I just kind of went with my gut and with my heart. Domestically, there wasn’t really someone I could personally relate to or follow in the steps of. I didn’t see anything on the TV that reflected me, growing up in Australia during the 90s and 2000s, so I had to go with my gut. I’d also look at things like what Jay Z or Master P did. I’d look at people who were coming from regions that weren’t really popular or taken seriously for rap music, see what they did to come up and run it back. That’s why I’ve stayed independent still to this day, I’ve really just been on my own. I’ve been on my business but also my music because I want to fully control every element of what I do. I want to know everything that’s going on, I’m hands-on like that. I feel like that’s just the best way to express myself and to grow. Growing up in Western Sydney there’s the hustle mentality and the grind. I’ve been asked what the difference between Sydney and other cities is and I think it’s really just where we grew up and who we are. I’m a child of a migrant parent, and that man came here in the 70s just after the White Australia policy ended. He had to hustle and work to come up, I’ve seen that my whole life. That’s really what we’re saying, it’s on my soul that I’m gonna get this shit done. We don’t have our own blueprint to follow so we make our own.

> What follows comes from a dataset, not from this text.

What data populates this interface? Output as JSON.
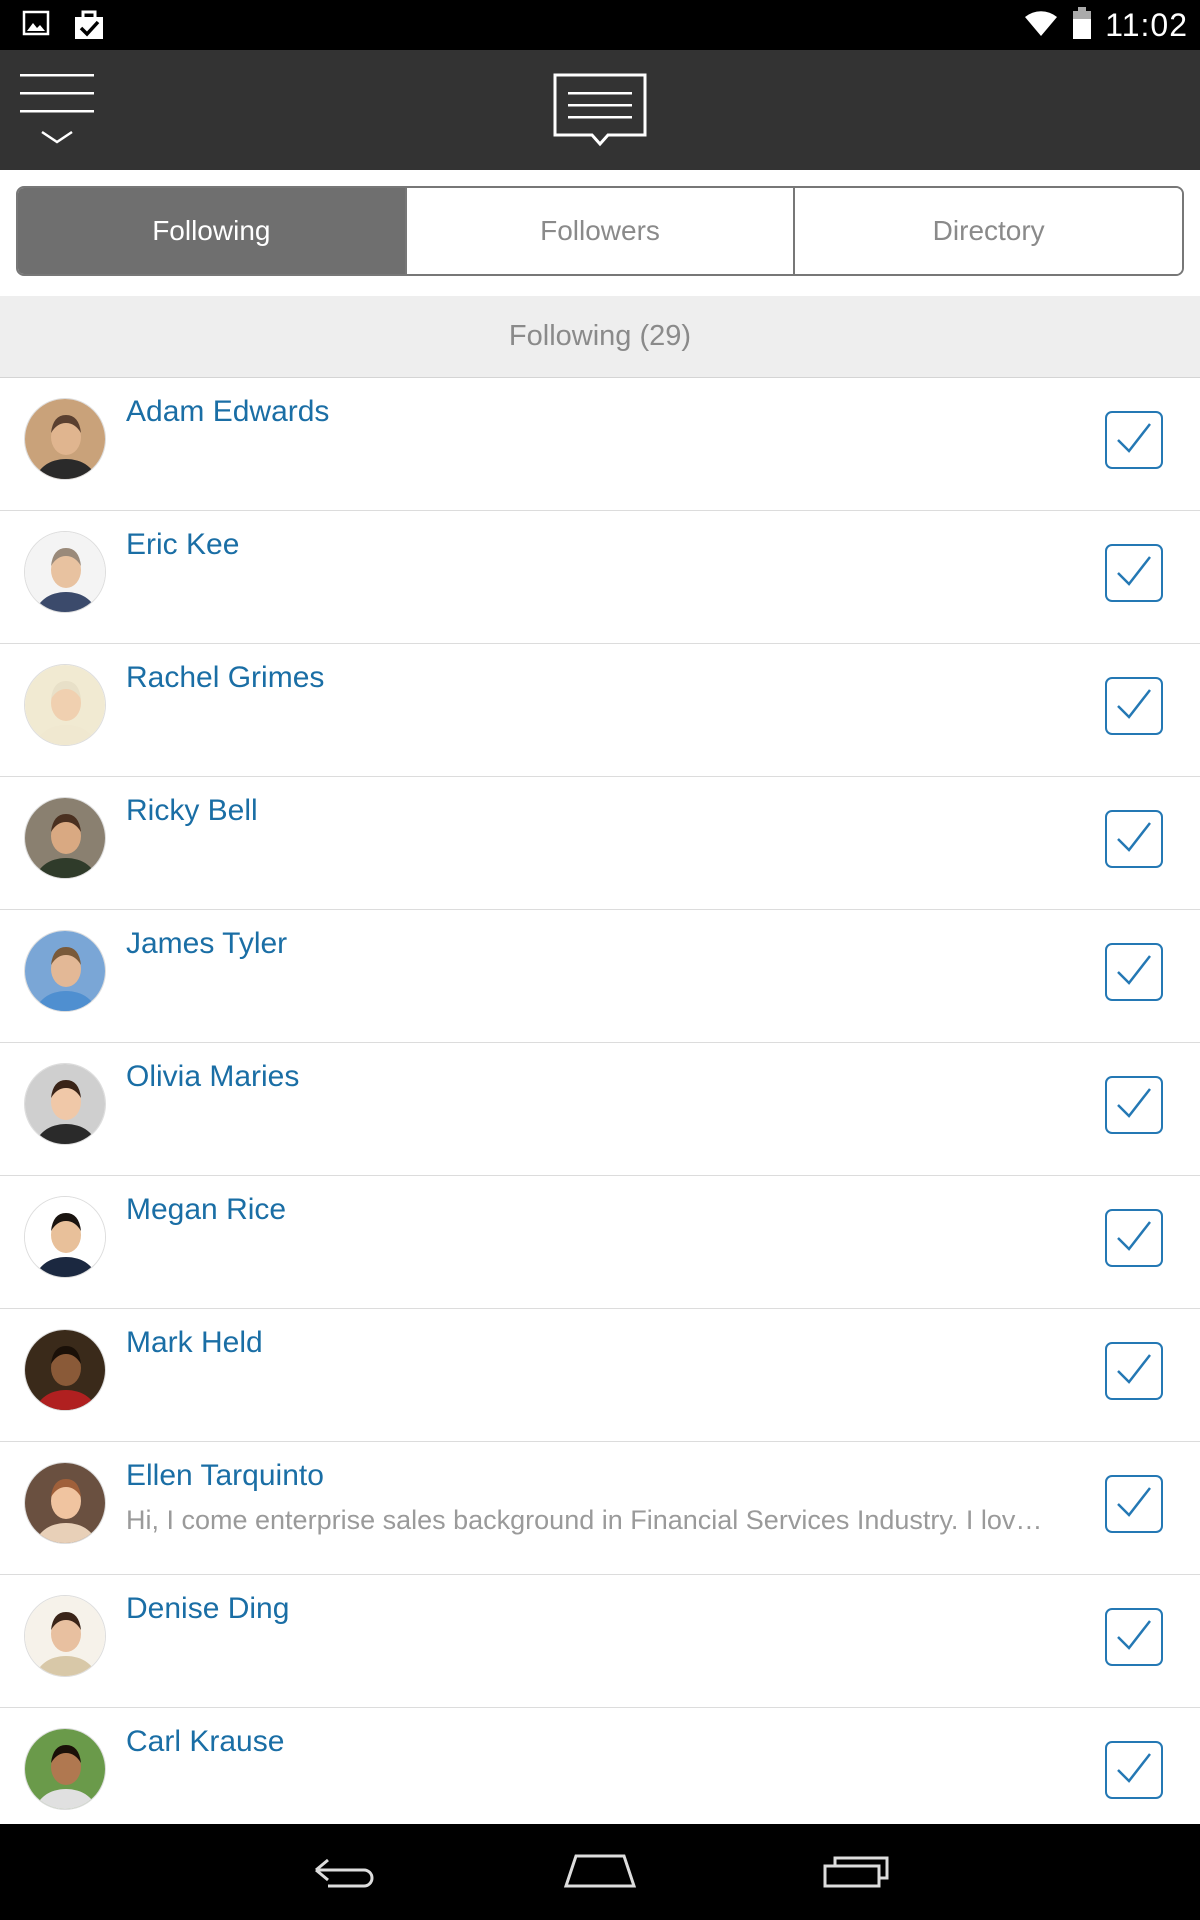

As someone who is now a veteran in the game, who has successfully toured and stayed relevant in the rapidly changing climate of music, what blueprint pointers would you give someone trying to navigate this scene with their art? Exactly that, stick to your gut and do what you feel is right. But now at least if you’re coming up there’s so much diversity in the country, so much vibrance and excitement. So look at some of your favourite artists where you’re from and see what they’re doing, reach out. Upcoming artists often reach out to me on Instagram and ask me questions about my growth and how I do certain things, and to be honest I let as many of them know, just tell me what you’re doing and I’ll tell you what I know. I think information is key, like, sharing the keys. You really have to work through an element of yourself and learn, but at the same time information should be shared. People have a lot more options now via the internet, access to tools and features, etc. At the end of the day, there are just so many assets out there, look at what works for others. Just know that someone else’s come up is not going to work for you, and I had to realise that myself over time. Everyone’s story is their own.
Lastly, after the release of the album, what do you want to do with the rest of 2021? Do you want to tour if you know things start to open up again? Do you just want to relax, you have more stuff coming? What’s going on?
I just want to get back, get an Airbnb and change my environment. I wanna record more music, I wanna do more things, I wanna diversify to other projects now. I’m not going to move hastily into new music, I just want to try different things and soak up as much time as I can, because it’s so uncertain touring in Australia at the moment. We’ve got some dates parked and reserved so we’re talking about a few different ideas as to how we can celebrate the album with the fans but I’m not going to rush that if it’s not the right time as well. So I’m not going to say we’re doing this or that, but I am optimistic. I’m just gonna enjoy the album being out and start creating new things, diversify the other projects and try and enjoy what’s left of 2021.